Excerpts from a dataset

⟨

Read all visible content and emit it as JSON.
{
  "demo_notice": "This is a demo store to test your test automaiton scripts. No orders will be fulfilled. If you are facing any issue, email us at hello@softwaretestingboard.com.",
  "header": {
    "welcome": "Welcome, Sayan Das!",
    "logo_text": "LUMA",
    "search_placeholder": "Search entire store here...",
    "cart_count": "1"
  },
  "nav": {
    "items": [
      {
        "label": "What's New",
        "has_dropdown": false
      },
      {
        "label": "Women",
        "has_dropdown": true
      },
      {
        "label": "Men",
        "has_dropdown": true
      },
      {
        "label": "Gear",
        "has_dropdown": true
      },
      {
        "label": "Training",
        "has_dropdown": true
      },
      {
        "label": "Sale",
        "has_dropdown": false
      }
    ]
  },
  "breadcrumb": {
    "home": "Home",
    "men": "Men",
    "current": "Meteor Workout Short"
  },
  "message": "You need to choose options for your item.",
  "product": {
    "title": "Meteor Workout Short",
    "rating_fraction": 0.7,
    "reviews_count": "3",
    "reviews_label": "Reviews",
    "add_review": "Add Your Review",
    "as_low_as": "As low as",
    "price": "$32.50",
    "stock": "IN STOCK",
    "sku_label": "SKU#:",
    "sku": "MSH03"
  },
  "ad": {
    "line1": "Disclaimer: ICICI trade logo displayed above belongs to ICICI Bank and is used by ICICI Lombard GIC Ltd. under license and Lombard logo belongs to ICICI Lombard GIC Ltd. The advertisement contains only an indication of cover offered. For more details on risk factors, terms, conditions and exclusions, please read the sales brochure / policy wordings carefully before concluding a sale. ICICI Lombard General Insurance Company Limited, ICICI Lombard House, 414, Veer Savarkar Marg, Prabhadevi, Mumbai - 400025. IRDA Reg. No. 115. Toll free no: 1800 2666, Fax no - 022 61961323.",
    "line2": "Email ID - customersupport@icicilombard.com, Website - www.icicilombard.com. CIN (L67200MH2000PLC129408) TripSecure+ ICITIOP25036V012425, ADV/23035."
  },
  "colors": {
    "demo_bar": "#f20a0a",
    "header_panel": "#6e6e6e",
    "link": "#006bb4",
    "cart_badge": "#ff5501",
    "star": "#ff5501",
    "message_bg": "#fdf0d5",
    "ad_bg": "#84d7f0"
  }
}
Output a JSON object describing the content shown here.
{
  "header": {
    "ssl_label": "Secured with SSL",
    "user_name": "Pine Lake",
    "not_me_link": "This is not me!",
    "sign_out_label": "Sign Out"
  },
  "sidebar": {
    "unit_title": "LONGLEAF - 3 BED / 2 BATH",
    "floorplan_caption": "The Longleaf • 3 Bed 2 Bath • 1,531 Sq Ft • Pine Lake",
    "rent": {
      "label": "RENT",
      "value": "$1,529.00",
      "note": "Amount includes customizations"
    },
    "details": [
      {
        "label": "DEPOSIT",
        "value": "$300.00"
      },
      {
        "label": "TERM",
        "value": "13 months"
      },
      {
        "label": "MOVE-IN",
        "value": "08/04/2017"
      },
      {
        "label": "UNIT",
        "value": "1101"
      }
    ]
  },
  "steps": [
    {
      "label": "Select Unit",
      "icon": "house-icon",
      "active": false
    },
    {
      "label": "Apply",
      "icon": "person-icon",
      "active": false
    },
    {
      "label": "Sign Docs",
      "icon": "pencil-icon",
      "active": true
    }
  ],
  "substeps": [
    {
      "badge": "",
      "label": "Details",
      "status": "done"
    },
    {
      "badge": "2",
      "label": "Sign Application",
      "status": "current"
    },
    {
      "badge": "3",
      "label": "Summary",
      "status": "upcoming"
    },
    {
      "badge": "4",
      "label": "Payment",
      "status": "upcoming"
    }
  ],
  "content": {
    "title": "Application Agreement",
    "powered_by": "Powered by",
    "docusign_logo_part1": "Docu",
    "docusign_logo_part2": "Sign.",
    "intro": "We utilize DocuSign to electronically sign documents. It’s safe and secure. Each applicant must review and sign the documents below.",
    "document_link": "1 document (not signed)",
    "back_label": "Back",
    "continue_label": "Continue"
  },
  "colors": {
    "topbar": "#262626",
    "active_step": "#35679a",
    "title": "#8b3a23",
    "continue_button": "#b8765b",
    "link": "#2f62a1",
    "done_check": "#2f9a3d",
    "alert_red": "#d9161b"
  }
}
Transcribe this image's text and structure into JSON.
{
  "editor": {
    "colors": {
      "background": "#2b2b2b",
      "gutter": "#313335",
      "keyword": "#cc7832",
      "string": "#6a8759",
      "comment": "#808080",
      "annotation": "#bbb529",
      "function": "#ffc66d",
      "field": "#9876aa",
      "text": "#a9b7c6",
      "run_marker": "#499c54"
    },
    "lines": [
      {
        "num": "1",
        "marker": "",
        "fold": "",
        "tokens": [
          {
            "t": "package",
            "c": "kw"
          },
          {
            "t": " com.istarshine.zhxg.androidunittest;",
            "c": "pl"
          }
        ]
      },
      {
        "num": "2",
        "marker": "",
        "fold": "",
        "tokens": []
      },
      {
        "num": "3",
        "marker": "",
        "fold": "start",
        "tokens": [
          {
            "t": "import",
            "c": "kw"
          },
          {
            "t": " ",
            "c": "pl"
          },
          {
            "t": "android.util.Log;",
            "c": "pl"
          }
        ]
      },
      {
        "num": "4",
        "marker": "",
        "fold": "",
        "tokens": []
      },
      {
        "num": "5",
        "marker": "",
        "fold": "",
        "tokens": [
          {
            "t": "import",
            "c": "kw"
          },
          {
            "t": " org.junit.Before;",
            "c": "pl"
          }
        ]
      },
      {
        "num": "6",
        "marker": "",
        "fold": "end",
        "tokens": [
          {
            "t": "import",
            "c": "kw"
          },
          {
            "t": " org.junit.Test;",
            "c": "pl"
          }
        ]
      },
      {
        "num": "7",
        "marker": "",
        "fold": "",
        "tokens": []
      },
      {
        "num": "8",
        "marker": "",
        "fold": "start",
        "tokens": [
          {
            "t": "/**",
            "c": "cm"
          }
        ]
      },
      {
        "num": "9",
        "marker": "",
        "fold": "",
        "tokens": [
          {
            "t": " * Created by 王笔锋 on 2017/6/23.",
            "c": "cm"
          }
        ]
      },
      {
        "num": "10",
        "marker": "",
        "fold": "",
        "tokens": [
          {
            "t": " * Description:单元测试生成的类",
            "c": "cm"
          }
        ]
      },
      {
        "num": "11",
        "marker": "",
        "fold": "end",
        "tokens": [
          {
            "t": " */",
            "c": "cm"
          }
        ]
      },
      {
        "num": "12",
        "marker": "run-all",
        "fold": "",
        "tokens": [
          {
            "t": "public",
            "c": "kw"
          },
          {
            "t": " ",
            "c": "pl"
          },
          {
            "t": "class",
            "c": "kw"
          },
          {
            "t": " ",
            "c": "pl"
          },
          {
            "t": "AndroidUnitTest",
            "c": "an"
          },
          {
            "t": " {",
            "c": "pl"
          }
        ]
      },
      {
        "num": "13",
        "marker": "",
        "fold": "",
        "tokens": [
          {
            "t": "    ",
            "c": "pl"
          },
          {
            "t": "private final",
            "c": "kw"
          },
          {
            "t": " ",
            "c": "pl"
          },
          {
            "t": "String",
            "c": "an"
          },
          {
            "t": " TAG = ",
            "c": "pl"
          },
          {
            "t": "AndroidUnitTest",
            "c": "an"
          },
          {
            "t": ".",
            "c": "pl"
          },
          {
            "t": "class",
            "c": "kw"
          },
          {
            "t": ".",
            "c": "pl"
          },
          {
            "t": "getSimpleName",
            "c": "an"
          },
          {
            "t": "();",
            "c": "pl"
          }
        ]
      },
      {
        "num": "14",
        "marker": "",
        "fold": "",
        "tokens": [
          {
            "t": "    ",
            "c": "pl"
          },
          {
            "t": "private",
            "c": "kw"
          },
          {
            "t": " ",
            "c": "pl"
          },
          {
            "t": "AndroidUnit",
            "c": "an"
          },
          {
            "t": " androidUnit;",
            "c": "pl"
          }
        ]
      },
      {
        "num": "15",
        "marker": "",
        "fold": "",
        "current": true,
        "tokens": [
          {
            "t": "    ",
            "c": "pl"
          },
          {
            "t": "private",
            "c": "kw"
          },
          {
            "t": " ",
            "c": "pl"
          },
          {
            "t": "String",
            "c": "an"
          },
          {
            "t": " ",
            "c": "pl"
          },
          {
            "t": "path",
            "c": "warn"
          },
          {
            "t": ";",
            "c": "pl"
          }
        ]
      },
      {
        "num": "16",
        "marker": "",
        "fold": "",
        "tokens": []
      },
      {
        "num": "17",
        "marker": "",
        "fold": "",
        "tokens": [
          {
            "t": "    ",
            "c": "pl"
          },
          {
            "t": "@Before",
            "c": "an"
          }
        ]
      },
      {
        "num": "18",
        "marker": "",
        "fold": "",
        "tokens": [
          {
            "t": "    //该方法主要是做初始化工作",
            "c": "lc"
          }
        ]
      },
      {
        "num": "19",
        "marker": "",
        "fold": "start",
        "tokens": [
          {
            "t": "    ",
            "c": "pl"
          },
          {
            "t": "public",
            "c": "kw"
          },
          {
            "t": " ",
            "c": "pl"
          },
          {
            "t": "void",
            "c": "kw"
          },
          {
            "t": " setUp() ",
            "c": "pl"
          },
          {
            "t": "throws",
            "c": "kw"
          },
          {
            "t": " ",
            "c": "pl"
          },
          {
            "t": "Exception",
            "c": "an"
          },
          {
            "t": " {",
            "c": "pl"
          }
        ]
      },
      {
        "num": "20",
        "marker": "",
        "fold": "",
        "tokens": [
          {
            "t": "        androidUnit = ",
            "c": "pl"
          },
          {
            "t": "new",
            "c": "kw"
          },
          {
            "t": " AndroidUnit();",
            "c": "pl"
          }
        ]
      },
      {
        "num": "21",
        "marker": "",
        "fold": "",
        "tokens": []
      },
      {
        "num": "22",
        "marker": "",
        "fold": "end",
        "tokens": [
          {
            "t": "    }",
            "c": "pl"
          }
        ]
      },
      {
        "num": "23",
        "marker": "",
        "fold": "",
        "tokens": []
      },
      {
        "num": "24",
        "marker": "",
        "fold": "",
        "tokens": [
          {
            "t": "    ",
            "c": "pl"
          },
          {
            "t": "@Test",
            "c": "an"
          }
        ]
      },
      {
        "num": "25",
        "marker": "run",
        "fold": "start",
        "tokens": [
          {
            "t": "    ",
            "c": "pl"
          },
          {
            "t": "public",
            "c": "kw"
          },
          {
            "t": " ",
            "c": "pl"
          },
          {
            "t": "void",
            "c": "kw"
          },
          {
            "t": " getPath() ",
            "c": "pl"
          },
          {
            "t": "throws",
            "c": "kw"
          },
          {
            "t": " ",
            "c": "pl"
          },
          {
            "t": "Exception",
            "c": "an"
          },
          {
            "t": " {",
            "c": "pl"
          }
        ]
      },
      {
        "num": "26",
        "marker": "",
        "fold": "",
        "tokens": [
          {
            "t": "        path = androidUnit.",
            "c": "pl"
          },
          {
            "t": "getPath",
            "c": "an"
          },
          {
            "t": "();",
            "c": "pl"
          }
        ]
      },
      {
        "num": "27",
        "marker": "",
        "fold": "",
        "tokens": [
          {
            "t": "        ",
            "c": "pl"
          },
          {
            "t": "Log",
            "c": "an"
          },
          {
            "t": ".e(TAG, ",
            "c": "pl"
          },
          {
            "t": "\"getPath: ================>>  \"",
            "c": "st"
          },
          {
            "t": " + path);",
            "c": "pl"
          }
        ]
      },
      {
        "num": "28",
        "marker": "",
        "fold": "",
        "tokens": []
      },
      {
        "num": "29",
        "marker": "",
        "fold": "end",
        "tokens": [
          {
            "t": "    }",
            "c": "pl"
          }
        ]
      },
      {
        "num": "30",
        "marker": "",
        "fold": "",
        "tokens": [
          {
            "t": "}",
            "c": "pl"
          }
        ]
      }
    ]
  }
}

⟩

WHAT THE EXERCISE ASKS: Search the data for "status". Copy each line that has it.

RESPONSE:
      "status": "done"
      "status": "current"
      "status": "upcoming"
      "status": "upcoming"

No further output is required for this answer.